Before he retired Soderholm was able to cadge a tryout with the Cubs. When that didn’t go too well he hooked up with the team as a scout, which he did from ’82 to ’83. While in Chicago he got inspired to start a ticket agency that specialized in sporting events and concerts and which did really well, principally because his timing was perfect Michael Jordan-wise. He also started some hitting coach work on the side that developed into his own baseball academy. In ’97 he began his own alternative healing place in Chicago and it is that business to which he devotes most of his time these days. A whole bunch of the above information comes from an interview given by Eric on the Baseball Almanac site and is linked to here.
Eric also had a four-for-five day in ’73. ’71 was also a big year for him because the Twins made his brother Dale another first rounder that year. Dale was a shortstop also but never reached the top. On the site inked to above Eric gives pretty amusing color on the defensive abilities of the ’77 Sox. He basically says that Chet Lemon was pretty much the only guy who could actually play with any range or throw the ball. It’s a good read.

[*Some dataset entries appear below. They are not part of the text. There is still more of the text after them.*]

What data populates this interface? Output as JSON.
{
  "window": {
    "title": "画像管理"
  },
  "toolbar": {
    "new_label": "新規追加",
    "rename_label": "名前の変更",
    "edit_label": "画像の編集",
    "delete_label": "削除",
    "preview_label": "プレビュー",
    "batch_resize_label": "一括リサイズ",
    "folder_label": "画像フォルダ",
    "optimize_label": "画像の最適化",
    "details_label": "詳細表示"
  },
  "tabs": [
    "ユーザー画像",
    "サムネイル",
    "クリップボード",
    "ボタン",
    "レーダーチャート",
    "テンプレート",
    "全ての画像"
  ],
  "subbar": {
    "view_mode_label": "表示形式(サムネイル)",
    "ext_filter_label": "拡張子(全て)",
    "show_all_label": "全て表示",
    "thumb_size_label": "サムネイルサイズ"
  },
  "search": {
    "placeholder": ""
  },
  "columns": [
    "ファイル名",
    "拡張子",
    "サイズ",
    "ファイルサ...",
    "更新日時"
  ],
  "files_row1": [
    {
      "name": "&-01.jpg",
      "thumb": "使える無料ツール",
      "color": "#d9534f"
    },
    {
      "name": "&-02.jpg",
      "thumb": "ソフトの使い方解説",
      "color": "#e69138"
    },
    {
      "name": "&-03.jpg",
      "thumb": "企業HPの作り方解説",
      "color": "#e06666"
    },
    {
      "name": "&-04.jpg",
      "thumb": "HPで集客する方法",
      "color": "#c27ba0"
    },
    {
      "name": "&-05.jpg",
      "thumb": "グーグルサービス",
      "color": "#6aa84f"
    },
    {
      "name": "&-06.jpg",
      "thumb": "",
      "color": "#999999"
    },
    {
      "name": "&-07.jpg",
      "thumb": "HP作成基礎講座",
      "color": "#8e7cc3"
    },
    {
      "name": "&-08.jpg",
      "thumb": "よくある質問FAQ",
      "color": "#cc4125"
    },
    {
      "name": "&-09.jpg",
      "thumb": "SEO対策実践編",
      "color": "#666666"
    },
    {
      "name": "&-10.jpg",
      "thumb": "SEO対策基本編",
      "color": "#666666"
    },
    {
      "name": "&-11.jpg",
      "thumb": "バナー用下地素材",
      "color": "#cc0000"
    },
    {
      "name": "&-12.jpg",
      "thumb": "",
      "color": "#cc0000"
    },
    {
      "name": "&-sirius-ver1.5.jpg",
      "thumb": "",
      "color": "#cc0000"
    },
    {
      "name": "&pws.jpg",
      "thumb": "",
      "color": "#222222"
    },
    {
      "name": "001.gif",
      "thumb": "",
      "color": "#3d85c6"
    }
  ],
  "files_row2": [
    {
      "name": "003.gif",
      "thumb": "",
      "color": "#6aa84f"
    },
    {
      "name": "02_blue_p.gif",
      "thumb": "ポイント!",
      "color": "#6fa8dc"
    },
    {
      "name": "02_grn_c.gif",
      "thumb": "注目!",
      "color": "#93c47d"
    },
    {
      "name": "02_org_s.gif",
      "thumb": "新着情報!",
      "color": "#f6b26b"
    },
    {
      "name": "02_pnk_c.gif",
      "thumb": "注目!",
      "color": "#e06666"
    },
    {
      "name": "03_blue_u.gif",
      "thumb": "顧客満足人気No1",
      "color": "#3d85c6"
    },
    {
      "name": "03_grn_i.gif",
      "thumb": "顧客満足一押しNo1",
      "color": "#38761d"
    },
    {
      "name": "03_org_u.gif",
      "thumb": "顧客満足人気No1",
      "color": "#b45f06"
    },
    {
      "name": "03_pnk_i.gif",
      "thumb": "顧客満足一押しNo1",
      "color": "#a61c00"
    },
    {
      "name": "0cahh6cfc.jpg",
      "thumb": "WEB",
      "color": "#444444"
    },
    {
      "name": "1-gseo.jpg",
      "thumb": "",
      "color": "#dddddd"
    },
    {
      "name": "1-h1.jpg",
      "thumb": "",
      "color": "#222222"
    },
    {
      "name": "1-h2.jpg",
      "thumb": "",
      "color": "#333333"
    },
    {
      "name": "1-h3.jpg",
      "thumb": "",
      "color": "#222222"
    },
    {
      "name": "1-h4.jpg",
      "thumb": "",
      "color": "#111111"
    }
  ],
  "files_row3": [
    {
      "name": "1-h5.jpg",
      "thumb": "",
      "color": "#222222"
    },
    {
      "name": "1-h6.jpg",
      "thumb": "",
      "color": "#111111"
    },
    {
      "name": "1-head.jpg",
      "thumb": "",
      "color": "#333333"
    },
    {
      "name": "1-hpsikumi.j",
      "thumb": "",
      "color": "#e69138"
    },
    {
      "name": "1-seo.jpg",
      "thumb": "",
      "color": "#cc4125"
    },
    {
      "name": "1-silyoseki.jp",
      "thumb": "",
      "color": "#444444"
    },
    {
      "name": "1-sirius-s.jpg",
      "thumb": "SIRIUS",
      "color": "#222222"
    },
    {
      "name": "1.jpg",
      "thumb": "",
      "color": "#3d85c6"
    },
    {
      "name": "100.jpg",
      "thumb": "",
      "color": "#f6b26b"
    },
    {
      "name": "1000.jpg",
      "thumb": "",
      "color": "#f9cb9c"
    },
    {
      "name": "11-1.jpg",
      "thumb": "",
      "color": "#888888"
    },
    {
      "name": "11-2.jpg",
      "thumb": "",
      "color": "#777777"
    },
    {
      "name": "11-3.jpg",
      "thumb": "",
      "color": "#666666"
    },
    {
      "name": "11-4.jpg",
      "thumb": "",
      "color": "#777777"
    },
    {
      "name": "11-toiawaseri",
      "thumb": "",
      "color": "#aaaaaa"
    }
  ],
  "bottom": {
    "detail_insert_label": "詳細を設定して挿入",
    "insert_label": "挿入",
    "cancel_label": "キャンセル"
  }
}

This is one of those easy ones:
1. Soderholm and Dave LaRoche ’72 Twins.